Records drawn from a dataset:
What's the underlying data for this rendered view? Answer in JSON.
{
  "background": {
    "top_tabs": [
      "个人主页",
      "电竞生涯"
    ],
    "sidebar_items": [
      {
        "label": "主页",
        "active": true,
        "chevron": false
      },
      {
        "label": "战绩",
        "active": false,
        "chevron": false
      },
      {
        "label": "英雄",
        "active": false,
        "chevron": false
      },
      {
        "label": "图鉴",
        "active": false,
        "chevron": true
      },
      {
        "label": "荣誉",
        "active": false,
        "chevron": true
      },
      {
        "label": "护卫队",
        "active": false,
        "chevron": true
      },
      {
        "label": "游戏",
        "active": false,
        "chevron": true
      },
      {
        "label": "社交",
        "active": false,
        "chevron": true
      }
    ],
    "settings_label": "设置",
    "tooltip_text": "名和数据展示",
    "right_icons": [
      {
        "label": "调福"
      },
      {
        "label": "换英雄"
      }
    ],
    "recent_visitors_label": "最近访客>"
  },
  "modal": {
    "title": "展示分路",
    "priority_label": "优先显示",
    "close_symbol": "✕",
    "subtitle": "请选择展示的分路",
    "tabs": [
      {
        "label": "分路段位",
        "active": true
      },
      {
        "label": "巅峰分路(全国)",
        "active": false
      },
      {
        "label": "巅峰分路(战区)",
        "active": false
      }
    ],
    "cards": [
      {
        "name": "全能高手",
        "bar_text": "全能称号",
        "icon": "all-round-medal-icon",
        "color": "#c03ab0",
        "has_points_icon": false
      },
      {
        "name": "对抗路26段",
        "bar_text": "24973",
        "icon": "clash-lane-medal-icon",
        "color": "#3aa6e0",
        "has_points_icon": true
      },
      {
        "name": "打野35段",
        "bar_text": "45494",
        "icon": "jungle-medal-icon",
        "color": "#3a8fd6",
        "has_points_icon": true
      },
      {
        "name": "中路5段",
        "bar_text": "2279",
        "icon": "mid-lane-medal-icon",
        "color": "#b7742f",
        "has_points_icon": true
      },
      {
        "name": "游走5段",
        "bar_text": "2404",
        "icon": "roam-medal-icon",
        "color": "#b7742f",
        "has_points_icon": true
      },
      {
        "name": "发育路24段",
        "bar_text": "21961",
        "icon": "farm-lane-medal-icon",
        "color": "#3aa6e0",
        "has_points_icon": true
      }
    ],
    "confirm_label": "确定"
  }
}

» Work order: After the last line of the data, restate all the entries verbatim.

» Answer to this problem:
What's the underlying data for this rendered view? Answer in JSON.
{
  "background": {
    "top_tabs": [
      "个人主页",
      "电竞生涯"
    ],
    "sidebar_items": [
      {
        "label": "主页",
        "active": true,
        "chevron": false
      },
      {
        "label": "战绩",
        "active": false,
        "chevron": false
      },
      {
        "label": "英雄",
        "active": false,
        "chevron": false
      },
      {
        "label": "图鉴",
        "active": false,
        "chevron": true
      },
      {
        "label": "荣誉",
        "active": false,
        "chevron": true
      },
      {
        "label": "护卫队",
        "active": false,
        "chevron": true
      },
      {
        "label": "游戏",
        "active": false,
        "chevron": true
      },
      {
        "label": "社交",
        "active": false,
        "chevron": true
      }
    ],
    "settings_label": "设置",
    "tooltip_text": "名和数据展示",
    "right_icons": [
      {
        "label": "调福"
      },
      {
        "label": "换英雄"
      }
    ],
    "recent_visitors_label": "最近访客>"
  },
  "modal": {
    "title": "展示分路",
    "priority_label": "优先显示",
    "close_symbol": "✕",
    "subtitle": "请选择展示的分路",
    "tabs": [
      {
        "label": "分路段位",
        "active": true
      },
      {
        "label": "巅峰分路(全国)",
        "active": false
      },
      {
        "label": "巅峰分路(战区)",
        "active": false
      }
    ],
    "cards": [
      {
        "name": "全能高手",
        "bar_text": "全能称号",
        "icon": "all-round-medal-icon",
        "color": "#c03ab0",
        "has_points_icon": false
      },
      {
        "name": "对抗路26段",
        "bar_text": "24973",
        "icon": "clash-lane-medal-icon",
        "color": "#3aa6e0",
        "has_points_icon": true
      },
      {
        "name": "打野35段",
        "bar_text": "45494",
        "icon": "jungle-medal-icon",
        "color": "#3a8fd6",
        "has_points_icon": true
      },
      {
        "name": "中路5段",
        "bar_text": "2279",
        "icon": "mid-lane-medal-icon",
        "color": "#b7742f",
        "has_points_icon": true
      },
      {
        "name": "游走5段",
        "bar_text": "2404",
        "icon": "roam-medal-icon",
        "color": "#b7742f",
        "has_points_icon": true
      },
      {
        "name": "发育路24段",
        "bar_text": "21961",
        "icon": "farm-lane-medal-icon",
        "color": "#3aa6e0",
        "has_points_icon": true
      }
    ],
    "confirm_label": "确定"
  }
}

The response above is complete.